The Financial Times confirmed yesterday that payment for its day and weekly passes for its online content will go through PayPal, the e-commerce business owned by eBay. The FT first announced plans of its online subscription model last August before announcing the option of a day pass last month.
Despite previous reports, the FT will not be going ahead with a "micropayment" option, a model which would allow readers to pay a small fee to access a single article online. "Micropayments simply isn't going to work if you go to an article and you spend quarter of an hour filling out forms and ticking boxes," John Ridding, CEO of the FT, told the newspaper's Digital Media & Broadcasting conference in London.
"Done right, micropayments can support a subscription model. If you get the pricing right for the micropayments, you can actually support an annual subscription," said Ridding.
News of the FT's collaboration with PayPal underscores the newspaper's emphasis on digital subscriptions amid an increasingly difficult climate for print media. While Pearson, the parent company of the FT, recently posted a 13% increase in profits from last year, the FT Group, which includes FT Publishing and Interactive Data, reported that revenues dropped by 12% in the last year.
Ben Hughes, global commercial director and deputy CEO of the newspaper, did qualify that figure by pointing out that the Financial Times and FT.com, both part of FT Publishing, earned a profit last year. Hughes told Marketing Week he was "delighted" with the results of the company's print and digital divisions.
In 2009, FT.com saw a 15% increase in online paying subscribers to more than 126,000 as well as 750 companies.
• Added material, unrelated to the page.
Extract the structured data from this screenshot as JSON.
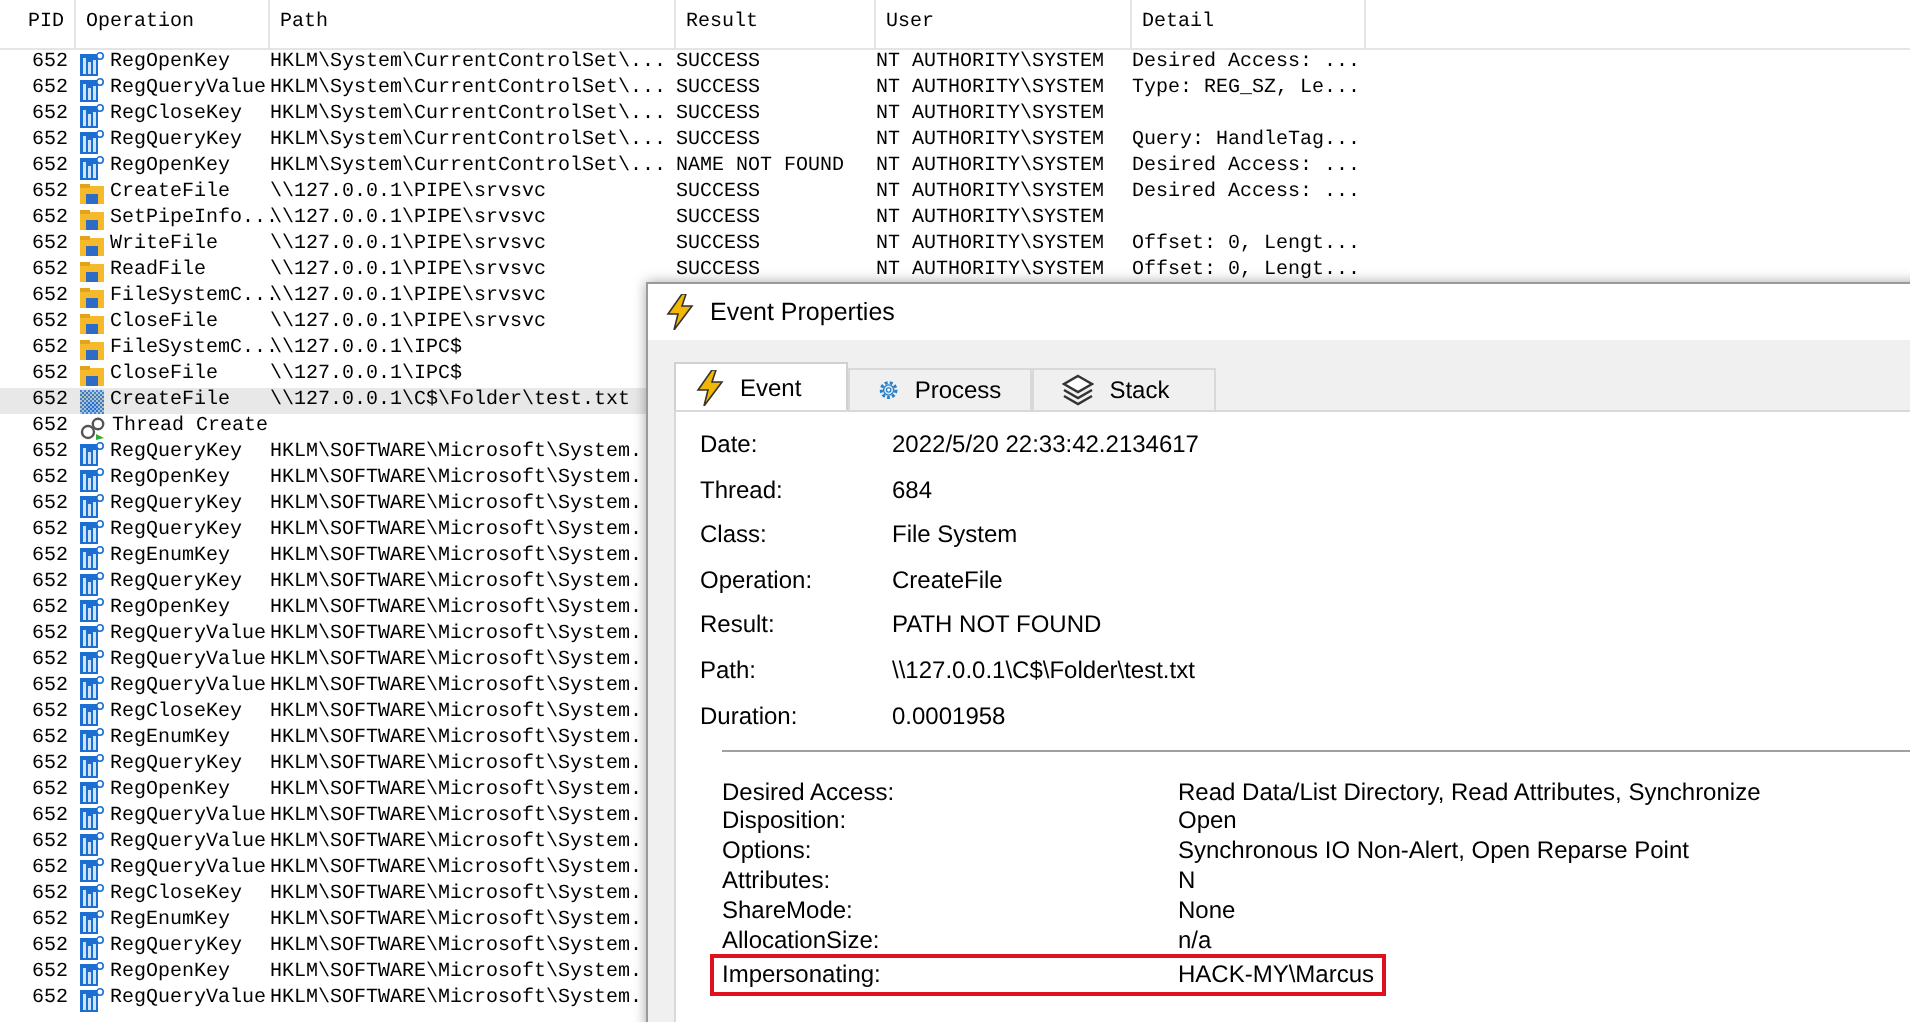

Revenue from online subscriptions increased by 43% over the last year while content revenue was up 15%.
Despite mixed financial reports, the FT will move ahead with their online strategy. "We believe that if you are charging for content in print, then there is no reason why you should not do that online," said Hughes.
Unless more technology is introduced to make micropayments an easy and effective way to pay for content, the FT will start using PayPal in a few months as the method of payment for day and weekly passes.